Green Lake, locally known as Ka Wai a Pele, may not be among Hawaii's most popular tourist destinations but its is one of the most scenic natural spots on the Big Island. Sitting in the center of a lush rainforest, the lake is actually a 400-year-old, freshwater-filled crater several hundred feet deep. It is the largest of only two fresh water lakes on the Big Island.
The lake is just over one mile from the Pacific Ocean and 25 miles from the active Kilauea volcano. Vegetation surronding the lakeshore includes kukui nut trees, guava trees, banana and other native plants. When you arrive at the water’s edge, you are only three feet above sea level!
The towering walls of the crater make the lake seem bottomless. Boats or rafts can be used to explore the lake. Swimming is allowed, except for seasons when the surface is mostly covered with aquatic plants.
Green Lake is situated in idyllic Kapoho which became a ghost town when lava flow destroyed the entire area after the eruption of Kilauea in 1960. Except for the lighthouse at Cape Kumukahi, all structures were destroyed and buried under molten lava. Kapoho was never resettled.
Other nearby attractions include the Green Mountain which offers spectacular coastal views and the Kapoho Tide Pools, some of which are volcanically heated.

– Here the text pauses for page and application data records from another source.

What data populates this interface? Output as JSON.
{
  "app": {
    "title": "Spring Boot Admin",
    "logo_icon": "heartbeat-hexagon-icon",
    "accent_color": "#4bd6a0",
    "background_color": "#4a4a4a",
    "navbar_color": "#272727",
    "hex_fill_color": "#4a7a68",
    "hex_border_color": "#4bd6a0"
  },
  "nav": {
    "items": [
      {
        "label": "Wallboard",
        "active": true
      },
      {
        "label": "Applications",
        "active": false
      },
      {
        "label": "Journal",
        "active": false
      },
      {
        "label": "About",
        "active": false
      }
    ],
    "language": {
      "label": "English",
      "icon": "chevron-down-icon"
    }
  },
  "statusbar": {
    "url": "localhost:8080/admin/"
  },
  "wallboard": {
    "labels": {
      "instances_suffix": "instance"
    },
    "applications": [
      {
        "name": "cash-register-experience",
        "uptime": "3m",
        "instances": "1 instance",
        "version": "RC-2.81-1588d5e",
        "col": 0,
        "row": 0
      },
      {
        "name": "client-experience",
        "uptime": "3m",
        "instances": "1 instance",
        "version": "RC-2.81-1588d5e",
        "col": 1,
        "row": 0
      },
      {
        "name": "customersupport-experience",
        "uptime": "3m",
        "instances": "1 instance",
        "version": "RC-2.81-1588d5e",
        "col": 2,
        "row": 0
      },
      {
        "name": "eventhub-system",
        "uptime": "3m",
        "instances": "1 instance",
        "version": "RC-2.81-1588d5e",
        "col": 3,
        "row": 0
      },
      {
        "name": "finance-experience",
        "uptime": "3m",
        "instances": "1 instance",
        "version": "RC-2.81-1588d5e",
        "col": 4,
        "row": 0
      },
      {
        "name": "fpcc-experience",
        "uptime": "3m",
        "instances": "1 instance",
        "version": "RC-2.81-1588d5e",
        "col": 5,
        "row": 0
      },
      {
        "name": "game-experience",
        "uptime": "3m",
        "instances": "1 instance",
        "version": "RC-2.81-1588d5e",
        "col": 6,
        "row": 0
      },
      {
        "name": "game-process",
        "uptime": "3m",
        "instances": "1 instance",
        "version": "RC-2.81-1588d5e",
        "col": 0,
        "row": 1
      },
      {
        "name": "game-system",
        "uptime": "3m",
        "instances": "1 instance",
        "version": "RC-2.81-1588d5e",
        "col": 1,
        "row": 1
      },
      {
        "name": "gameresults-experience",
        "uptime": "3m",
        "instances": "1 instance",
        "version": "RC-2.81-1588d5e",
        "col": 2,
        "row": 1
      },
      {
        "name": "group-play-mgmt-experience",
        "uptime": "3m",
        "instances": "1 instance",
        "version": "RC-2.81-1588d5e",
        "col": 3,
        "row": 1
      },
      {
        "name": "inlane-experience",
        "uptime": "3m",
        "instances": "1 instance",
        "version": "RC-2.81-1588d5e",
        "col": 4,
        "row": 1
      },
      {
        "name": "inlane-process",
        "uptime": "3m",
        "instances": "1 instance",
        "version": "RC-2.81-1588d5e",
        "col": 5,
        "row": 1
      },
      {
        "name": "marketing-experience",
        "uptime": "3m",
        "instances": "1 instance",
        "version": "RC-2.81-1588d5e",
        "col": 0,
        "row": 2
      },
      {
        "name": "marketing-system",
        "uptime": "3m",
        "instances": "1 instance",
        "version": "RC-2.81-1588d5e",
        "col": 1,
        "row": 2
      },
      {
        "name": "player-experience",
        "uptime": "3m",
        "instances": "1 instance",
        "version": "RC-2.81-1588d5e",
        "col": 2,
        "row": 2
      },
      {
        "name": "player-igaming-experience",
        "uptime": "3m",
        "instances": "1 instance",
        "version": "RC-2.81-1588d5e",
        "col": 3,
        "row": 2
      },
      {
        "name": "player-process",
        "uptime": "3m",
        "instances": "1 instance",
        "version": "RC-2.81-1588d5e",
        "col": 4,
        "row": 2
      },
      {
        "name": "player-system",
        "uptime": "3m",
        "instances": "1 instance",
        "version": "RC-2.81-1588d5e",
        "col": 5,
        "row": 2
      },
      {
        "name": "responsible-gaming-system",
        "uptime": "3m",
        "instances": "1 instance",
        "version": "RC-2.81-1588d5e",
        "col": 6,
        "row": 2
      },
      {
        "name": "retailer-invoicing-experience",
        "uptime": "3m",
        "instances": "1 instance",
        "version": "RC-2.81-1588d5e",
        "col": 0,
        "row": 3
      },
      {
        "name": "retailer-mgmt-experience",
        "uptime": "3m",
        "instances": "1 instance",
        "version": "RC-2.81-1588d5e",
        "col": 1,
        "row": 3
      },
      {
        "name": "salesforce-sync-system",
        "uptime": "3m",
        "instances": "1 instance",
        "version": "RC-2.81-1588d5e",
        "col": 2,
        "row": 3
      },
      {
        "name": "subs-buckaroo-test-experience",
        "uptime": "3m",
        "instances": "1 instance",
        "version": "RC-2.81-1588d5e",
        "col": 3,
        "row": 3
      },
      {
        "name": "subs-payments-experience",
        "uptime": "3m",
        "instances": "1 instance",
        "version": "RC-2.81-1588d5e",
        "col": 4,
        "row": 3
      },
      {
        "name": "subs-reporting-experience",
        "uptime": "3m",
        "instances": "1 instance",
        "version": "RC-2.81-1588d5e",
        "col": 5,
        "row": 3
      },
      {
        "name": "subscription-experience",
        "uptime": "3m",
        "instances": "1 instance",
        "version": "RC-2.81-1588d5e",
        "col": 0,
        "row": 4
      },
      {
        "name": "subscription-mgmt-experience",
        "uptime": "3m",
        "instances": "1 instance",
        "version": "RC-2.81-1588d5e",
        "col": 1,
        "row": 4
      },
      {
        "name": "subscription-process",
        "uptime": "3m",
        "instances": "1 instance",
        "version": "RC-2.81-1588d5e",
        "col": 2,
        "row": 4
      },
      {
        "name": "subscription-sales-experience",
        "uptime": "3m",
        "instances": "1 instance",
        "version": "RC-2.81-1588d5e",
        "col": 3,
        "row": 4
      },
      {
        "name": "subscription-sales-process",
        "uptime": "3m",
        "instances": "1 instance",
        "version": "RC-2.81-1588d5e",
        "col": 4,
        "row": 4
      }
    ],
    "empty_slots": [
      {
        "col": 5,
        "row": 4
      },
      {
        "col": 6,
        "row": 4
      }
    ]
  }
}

The lake sits on private property and an entrance fee of $5 is charged per person.